You don’t mind that your workout made you sweat buckets. That was the whole point, after all.
But the seemingly never-ending perspiration afterward is super annoying. No one wants to be the sticky guy on the bus, in the conference room, or at happy hour.
Exercise raises your temperature, so your body produces sweat to cool you down, says Ollie Jay, Ph.D., a thermal physiologist at the University of Sydney.
But it’s the evaporation of sweat—not the act of sweating itself—that ultimately cools you down, he says. So in order to quickly stop sweating after a workout, you need to do two things: lower your temperature and aid evaporation.
Luckily, doing both of these things isn’t difficult. Just follow these 4 steps to chill out and leave the sweat puddles at the gym.
STEP 1: Add ice
Skip the lukewarm water fountain. People who drank ice-cold water while exercising perspired less than people who drank warmer water, according to a recent University of Ottawa study.
Thermoreceptors in your abdomen, which are neurons that detect changes in temperature, help your brain regulate sweat output, researchers found.
When ice water hits your stomach, your thermoreceptors tell your brain to decrease your sweat.
Guzzle the fluid during and after your gym session to chill your body from the inside out, says Men’s Health sports medicine advisor Jordan D. Metzl, M.D.
STEP 2: Find a fan
Ever notice that it seems like you sweat more after a workout than during it? That’s because wind or air flow on your skin helps accelerate the evaporation of your sweat, Jay says. But when you stop moving, the sweat accumulates.

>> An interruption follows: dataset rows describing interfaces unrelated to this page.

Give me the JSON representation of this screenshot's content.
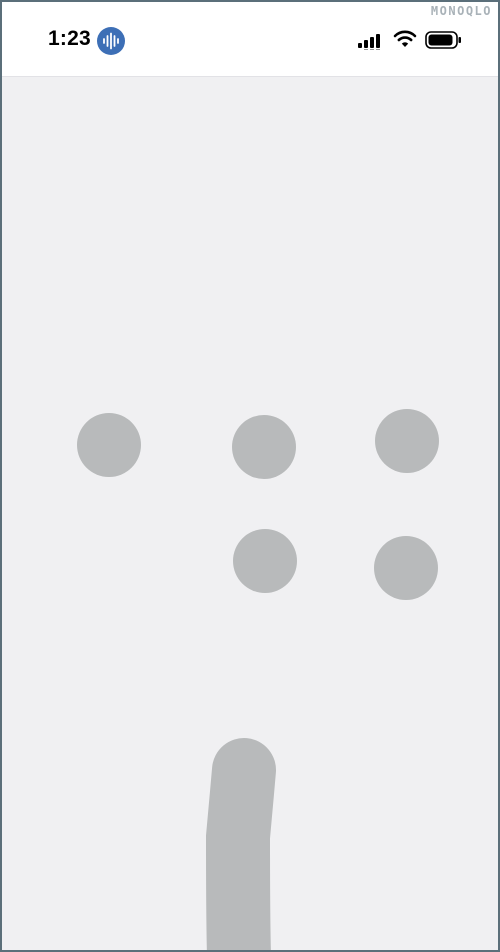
{
  "status_bar": {
    "time": "1:23",
    "icons": [
      "voice-assistant-icon",
      "signal-icon",
      "wifi-icon",
      "battery-icon"
    ]
  },
  "watermark": "MONOQLO",
  "colors": {
    "background": "#f0f0f2",
    "dot": "#b8babb",
    "badge": "#3d6fb6",
    "frame_border": "#5b6f7a"
  }
}
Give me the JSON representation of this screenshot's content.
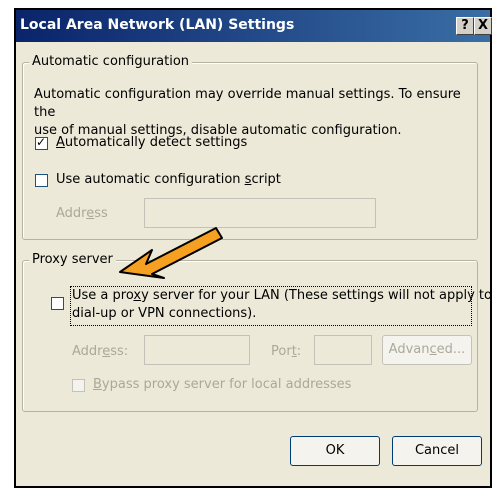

Stand in front of an AC vent or fan in the locker room while you rehydrate. It’s best if you’re shirtless since clothing can be a barrier for evaporation. If there’s no fan or vent available, use a hair dryer set on cool.
Whatever you do, though, don’t fan yourself. Moving your arms will just make your body produce even more heat, Jay says.
STEP 3: Take a soak
Now that you’ve slowed down the sweating, you can take a shower—just make sure it’s a cold one, Dr. Metzl says. The chilly water on your skin helps lower your core body temperature even further, he says, reducing your body’s need to sweat more.
STEP 4: Add more ice
Still dripping? Deploy this last strategy: Apply an ice pack, an ice-cold water bottle, or a frozen towel, to the back of your neck, your underarms, and your groin until the sweat finally stops.
You have large arteries that are close to the skin in these areas, so putting ice directly on them is a sure-fire way to lower your core temperature, explains Jay.